“Long marches and protests often cause violence and loss of private and public goods. So, what are the economic costs of such activities? Pakistan Institute of Developing Economics PIDE’s research rough estimate concludes that these strikes cost up to 2% of GDP per year,” Hussein told The Media Line.

Hussein added that this direct economic loss is three times greater than the total expenditure on social protection in the country since only 0.6% of GDP is earmarked for social protection. He added that “this highlights the consequences for the poor. If the same amount of loss due to protests is invested in the poor, Pakistan can easily alleviate poverty and hunger.”

Hussein also told The Media Line: “In the present scenario, the country seems to be moving toward political chaos.

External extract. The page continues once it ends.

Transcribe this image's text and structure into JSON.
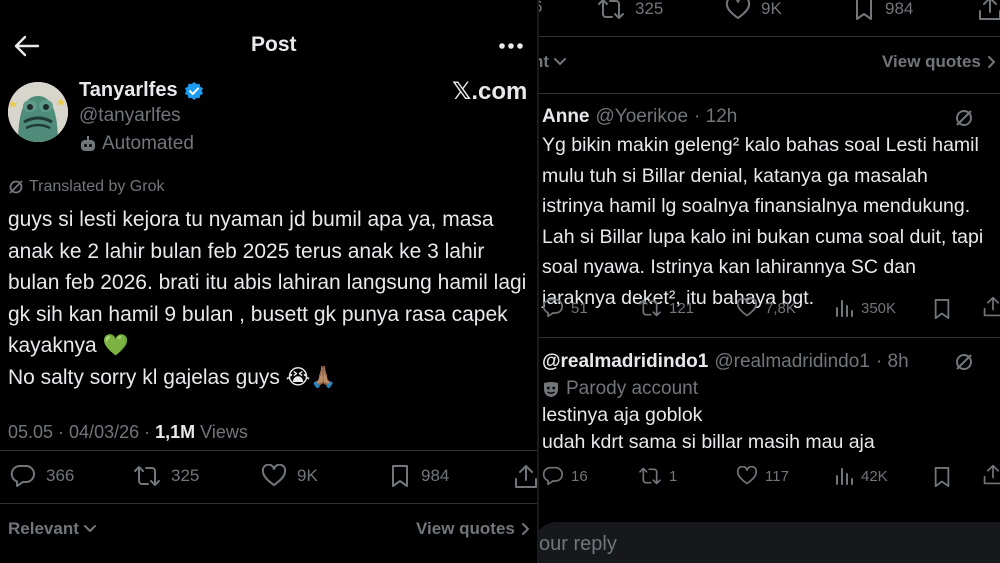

This would also hamper flood relief activities as well as hit the middle- and lower-income classes severely against the backdrop of already tight economic conditions.”

Dr. Azeem Khalid, an Islamabad-based international relations expert and political analyst, told The Media Line that the political scene in Pakistan is “very complex” currently. “Imran Khan is rallying to Islamabad whereas the economic, security and political contexts of Pakistan are seeing the surprisingly low-slung,” he added.

Khalid also noted that the country “is about to default and inflation is at an all-time high.”

He added that “post-flood diseases, rehabilitation and restoration to normalcy is far from expected,” following monsoon flooding in recent months that put a third of the country underwater and displaced tens of millions. Khalid added that “in such a situation when a popular leader is marching along with the masses, one can easily guesstimate that the political situation is not going to be better anytime sooner.”

Khalid suggested that “the only option that remains here is the announcement of early elections so that the chaos may be tamed and the country be brought back on track.”

Khan's long march was expected to reach Gujranwala on Monday night, the end of the fourth day of the trek. Gujranwala is an industrial city, located on the Grand Trunk Road, about 139 miles away from Islamabad.